While seasonal factors were attributed to the monthly rise in mortgage delinquencies for June, the jump was still much higher than last year’s fairly steady increase, according to data from Black Knight. June’s total delinquency rate (mortgages at least 30 days late on a payment, but not yet in foreclosure) rose 10.8% from May to 3.73%. May’s rate of 3.36% was the lowest since Black Knight started tracking this data.
In its “first look” at the month’s loan performance statistics, Black Knight also found that the single month mortality rate (SMM), the pace at which mortgages are paid down or off, declined for the first time in five months. The prepayment rate had surged 24% in May to the highest level since late 2016 and more than doubled over the February-May period. Even with the downturn last month the rate remains 20% higher than in June 2018 at 1.14%.
Black Knight says that the national delinquency rate has set multiple consecutive record lows, but the calendar conspired against it in June. There is a seasonal tendency for delinquencies to rise in June and when any month ends on a Sunday. Both of these occurred last month causing the national delinquency rate spiked by nearly 11%.
The increase was all in early stage delinquencies. The serious delinquency rate hit its lowest level in 12 years, down 6,000 loans since May and 93,000 over the previous 12 months.
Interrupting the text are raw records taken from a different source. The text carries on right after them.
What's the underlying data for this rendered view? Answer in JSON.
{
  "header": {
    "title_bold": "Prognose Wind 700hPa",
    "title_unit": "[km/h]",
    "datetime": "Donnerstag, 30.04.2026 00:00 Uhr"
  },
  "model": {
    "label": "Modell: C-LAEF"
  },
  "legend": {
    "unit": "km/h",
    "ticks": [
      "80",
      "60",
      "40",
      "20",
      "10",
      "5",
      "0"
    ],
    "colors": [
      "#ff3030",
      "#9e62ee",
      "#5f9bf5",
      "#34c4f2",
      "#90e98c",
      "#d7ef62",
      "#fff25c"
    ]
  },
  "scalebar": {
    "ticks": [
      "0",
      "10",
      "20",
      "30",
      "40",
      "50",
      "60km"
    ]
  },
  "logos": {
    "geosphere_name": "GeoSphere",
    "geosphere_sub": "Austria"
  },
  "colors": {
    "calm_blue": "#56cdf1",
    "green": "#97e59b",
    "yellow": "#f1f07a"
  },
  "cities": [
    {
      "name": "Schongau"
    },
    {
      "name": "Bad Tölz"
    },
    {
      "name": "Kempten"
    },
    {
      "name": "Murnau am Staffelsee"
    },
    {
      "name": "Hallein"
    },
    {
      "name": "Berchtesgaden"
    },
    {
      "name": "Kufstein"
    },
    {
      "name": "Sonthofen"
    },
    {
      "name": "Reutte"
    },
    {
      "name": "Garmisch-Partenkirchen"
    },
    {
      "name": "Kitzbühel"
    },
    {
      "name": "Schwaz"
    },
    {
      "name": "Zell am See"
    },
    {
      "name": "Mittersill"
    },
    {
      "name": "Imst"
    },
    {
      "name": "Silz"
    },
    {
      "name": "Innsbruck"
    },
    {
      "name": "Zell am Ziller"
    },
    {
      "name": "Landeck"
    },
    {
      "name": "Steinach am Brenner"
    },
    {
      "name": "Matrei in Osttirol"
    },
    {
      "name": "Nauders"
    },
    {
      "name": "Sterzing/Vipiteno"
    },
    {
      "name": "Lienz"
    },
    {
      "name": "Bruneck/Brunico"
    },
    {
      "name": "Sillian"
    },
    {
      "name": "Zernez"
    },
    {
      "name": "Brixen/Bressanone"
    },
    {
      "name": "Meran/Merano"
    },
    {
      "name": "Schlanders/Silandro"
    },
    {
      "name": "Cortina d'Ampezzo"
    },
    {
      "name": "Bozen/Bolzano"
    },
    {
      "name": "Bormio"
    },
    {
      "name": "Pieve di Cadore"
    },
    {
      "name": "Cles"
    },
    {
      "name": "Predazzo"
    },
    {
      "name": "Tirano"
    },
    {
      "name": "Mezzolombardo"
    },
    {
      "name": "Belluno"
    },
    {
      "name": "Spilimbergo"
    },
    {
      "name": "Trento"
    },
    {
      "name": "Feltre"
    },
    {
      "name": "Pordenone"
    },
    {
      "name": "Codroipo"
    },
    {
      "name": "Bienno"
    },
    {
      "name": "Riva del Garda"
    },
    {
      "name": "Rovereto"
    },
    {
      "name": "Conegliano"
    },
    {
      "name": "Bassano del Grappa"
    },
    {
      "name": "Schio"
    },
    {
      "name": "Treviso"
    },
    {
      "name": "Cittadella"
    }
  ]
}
There are now 455,000 loans that are more than 90 days past due or in foreclosure.